Harmful Type #2:  The Novice

I’m about to burst a bubble. Please don’t hate me for it. Excellent writing isn’t about talent. Yes, some people have more talent than others and they improve more quickly, but the best writing comes from people who put in the hard work necessary to learn and practice their craft. Even Lisa the rule breaker (you know I love you too, Lee) will tell you that there are some writing rules you shouldn’t break. If you want to write well, you need to follow them. End of story, turn off the TV, go to bed.

The point of that rant is this: Take any advice you get from a novice with a grain of salt. Their criticism might have merit, but it might not because sometimes they just don’t have enough experience. Here’s my word of warning about writer’s groups. They can be immensely helpful, but they need to include writers at all stages of their career and levels of experience. Otherwise, it’s like a bunch of infants trying to teach each other to talk.

Most importantly, reject all criticism you get from a perpetual novice. This is the person who’s been at it for years, isn’t making any progress, and doesn’t accept advice from industry professionals.

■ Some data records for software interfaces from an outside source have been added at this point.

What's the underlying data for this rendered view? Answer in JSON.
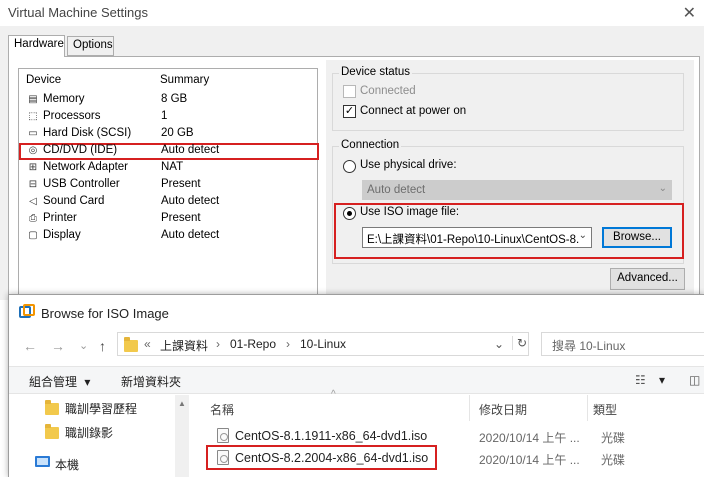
{
  "vm_settings": {
    "title": "Virtual Machine Settings",
    "close_glyph": "✕",
    "tabs": [
      {
        "label": "Hardware"
      },
      {
        "label": "Options"
      }
    ],
    "device_list": {
      "header_device": "Device",
      "header_summary": "Summary",
      "items": [
        {
          "icon": "memory-icon",
          "glyph": "▤",
          "name": "Memory",
          "summary": "8 GB"
        },
        {
          "icon": "processor-icon",
          "glyph": "⬚",
          "name": "Processors",
          "summary": "1"
        },
        {
          "icon": "hard-disk-icon",
          "glyph": "▭",
          "name": "Hard Disk (SCSI)",
          "summary": "20 GB"
        },
        {
          "icon": "cd-dvd-icon",
          "glyph": "◎",
          "name": "CD/DVD (IDE)",
          "summary": "Auto detect"
        },
        {
          "icon": "network-adapter-icon",
          "glyph": "⊞",
          "name": "Network Adapter",
          "summary": "NAT"
        },
        {
          "icon": "usb-controller-icon",
          "glyph": "⊟",
          "name": "USB Controller",
          "summary": "Present"
        },
        {
          "icon": "sound-card-icon",
          "glyph": "◁",
          "name": "Sound Card",
          "summary": "Auto detect"
        },
        {
          "icon": "printer-icon",
          "glyph": "⎙",
          "name": "Printer",
          "summary": "Present"
        },
        {
          "icon": "display-icon",
          "glyph": "▢",
          "name": "Display",
          "summary": "Auto detect"
        }
      ]
    },
    "device_status": {
      "label": "Device status",
      "connected": {
        "label": "Connected",
        "checked": false,
        "enabled": false
      },
      "connect_at_power_on": {
        "label": "Connect at power on",
        "checked": true,
        "check_glyph": "✓"
      }
    },
    "connection": {
      "label": "Connection",
      "physical_drive": {
        "label": "Use physical drive:",
        "selected": false
      },
      "physical_drive_value": "Auto detect",
      "iso_image": {
        "label": "Use ISO image file:",
        "selected": true
      },
      "iso_path": "E:\\上課資料\\01-Repo\\10-Linux\\CentOS-8.",
      "browse_label": "Browse...",
      "dropdown_glyph": "⌄"
    },
    "advanced_label": "Advanced..."
  },
  "browse_dialog": {
    "title": "Browse for ISO Image",
    "nav": {
      "back": "←",
      "forward": "→",
      "history": "⌄",
      "up": "↑"
    },
    "breadcrumb": {
      "prefix": "«",
      "parts": [
        "上課資料",
        "01-Repo",
        "10-Linux"
      ],
      "separator": "›",
      "dropdown": "⌄",
      "refresh": "↻"
    },
    "search_placeholder": "搜尋 10-Linux",
    "toolbar": {
      "organize": "組合管理",
      "organize_caret": "▾",
      "new_folder": "新增資料夾",
      "view_glyph": "☷",
      "view_caret": "▾",
      "pane_glyph": "◫"
    },
    "nav_pane": [
      {
        "label": "職訓學習歷程",
        "icon": "folder-icon"
      },
      {
        "label": "職訓錄影",
        "icon": "folder-icon"
      },
      {
        "label": "本機",
        "icon": "computer-icon"
      }
    ],
    "columns": {
      "name": "名稱",
      "modified": "修改日期",
      "type": "類型",
      "sort_glyph": "^"
    },
    "files": [
      {
        "name": "CentOS-8.1.1911-x86_64-dvd1.iso",
        "modified": "2020/10/14 上午 ...",
        "type": "光碟"
      },
      {
        "name": "CentOS-8.2.2004-x86_64-dvd1.iso",
        "modified": "2020/10/14 上午 ...",
        "type": "光碟"
      }
    ]
  }
}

They know they’re right and unwilling to consider they might be wrong. In my opinion, if you want the right to dish it out, you have to first be willing to take it.

So what counts as helpful criticism?

  • An editor gives you input on an article or asks you to change something. They’re a professional and they want their magazine to be the best.
  • A paid manuscript critique from a writer with a track record, an agent, or an editor. You can get these at a writer’s conference (like Write! Canada). Some seasoned writers will also do these upon request.
  • Writing contests where you get feedback on your entry.
  • A writing/critique partner whose work you respect.
  • A well-balanced writer’s group.
  • A legitimate writing program (either online or at a local college or university).
  • A writing mentor (someone with more years in the trenches than you).

Be Humble Enough to Keep Learning

The world doesn’t contain a perfect writer. We all have strengths and weaknesses. Be humble enough to keep learning. The moment a best-selling author gets complacent and stops pushing the limits is the moment their work becomes cookie cutter and they start to fall in popularity. The good news is that when they do, it opens the door for a writer who’s willing to work and improve to take their place. It could be you.

Anything you’d like to add? Leave us a comment.


**We’ve moved! Please join us at our new permanent homes. You can find Marcy at her website and Lisa at her website.